It was the first time I had considered this. As I mentioned a week or two ago, Plantboy and I are planning a trip "home" in April. My mom also turns 60 in March, but knowing that we would see them later in the spring I hadn't considered coming for either of their birthdays. After mom and I hung up, I checked Delta for fares and I was pleased about the affordability. Especially if mom was willing to go halves. After a surprisingly easy number of arrangements, I boarded a plane, BY MYSELF, in Portland on Friday. (I hadn't been alone in the airport for thirty minutes when I'd bought a hamburger, Dr. Pepper and the most luscious, chocolaty, $4 cookie you have ever seen. Now do you understand why it is bad, very bad, for me to spend too much time alone?)
After a lovely two-hour conversation with an Indian woman who is a mechanical engineer, Mom picked me up at the airport, and filled me in on the plans for the surprise party. She was trying to figure out a way to get Dad out of the house Saturday afternoon so that she could go to the party room at the restaurant and decorate it. I suggested, very unselfishly I might add, that he and I could go skiing for the afternoon. It would be no problem to borrow my sister's gear and get him out of the way for a few hours. She agreed and then we talked about how to convince him that he wanted to eat at a Mexican place he only has marginal feelings for. It had been a long day and she said, with no small amount of impatience, "I don't care if he's happy; I just want him to be surprised!" That became the mantra for the weekend.
About an hour later I walked into my dad's kitchen and said, "Surprise!" The look on his face was priceless. One surprise down.
He was so thrilled and distracted to see me that convincing him of the rest was easy. "You don't want to go to Cabella's on your birthday, Dad! I'm never here--we should go skiing!" Um, okay. "You don't want to go to a steakhouse on your birthday, Dad! I'm never here--and I'm really craving Mexican food!" Um, okay.
Skiing was fantastic. The day was sunny, clear and almost warm. The snow wasn't too icy or crusty, though it hasn't snowed for a week, and we met people from all over the country. It struck me more powerfully than ever before just how lucky I was to grow up where I did and with the opportunities I had. It is impossible for me to imagine a happier way to help the first man in my life celebrate his birthday. When I was growing up, my mom and sister hated to ski, and it was always my special thing I got to do with the boys.

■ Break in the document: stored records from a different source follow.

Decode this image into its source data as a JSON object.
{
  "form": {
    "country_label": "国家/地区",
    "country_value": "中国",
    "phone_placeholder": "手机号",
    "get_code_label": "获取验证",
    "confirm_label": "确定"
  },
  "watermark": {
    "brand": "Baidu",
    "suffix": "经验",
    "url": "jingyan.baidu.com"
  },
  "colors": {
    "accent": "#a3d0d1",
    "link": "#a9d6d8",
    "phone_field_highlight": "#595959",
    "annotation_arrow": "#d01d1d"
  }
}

My abilities are extremely average, but there is nothing better to clear the mind than cruising as fast as you dare straight downhill until your breath won't come any more, and then stopping on a ridge and looking out as far as you can see past layer upon layer of mountains, gulping great gasps of frigid air.
Not all was perfection, however; the muscles in my thighs don't really think that skiing is an activity that should be attempted biennially. My older brother and I have begun to think that there are some activities that we just have to do more often or quit all together. I'm voting for more often. It has worked for my dad--he could have outskiied me by at least six runs yesterday though he is nearly twice my age.
At the ski shop I bought a sticker for my dad to put on his helmet, so that he always remembers what he did the day he turned 60. And I had to have this hat. Isn't it just so cute?
That night we made it to the restaurant, just when Mom and I wanted to, but frustratingly late for my dad. He was fuming because he kept saying that we'd never get back home in time to meet the other kids for ice cream and cake at 7:30 as late as we were leaving. We smiled and stalled and acted in all ways innocent of any plotting.
The surprise over my appearance was nothing compared to seeing a roomful of family in the place he least expected them. I thought my mom was going to have to go after the defibrillator paddles. Six of my dad's brothers were there with their spouses, a couple of nieces and nephews, his mother, three of his children and/or their spouses, and six of his nine grandchildren. Dinner was a little better than marginal, and the company was fantastic. After my dad recovered from the shock a bit, one of his brothers called out, "I hope you brought your Visa!"
The weekend has been lovely, irresponsible and different. My dad is now highly suspicious of anything anyone tells him, having been lied to so many times this week, but I'm sure he'll get over it. I think I'm missing my kiddos, and I will return to them rested, rejuvenated and re-committed.
Happy birthday, Bean Boy!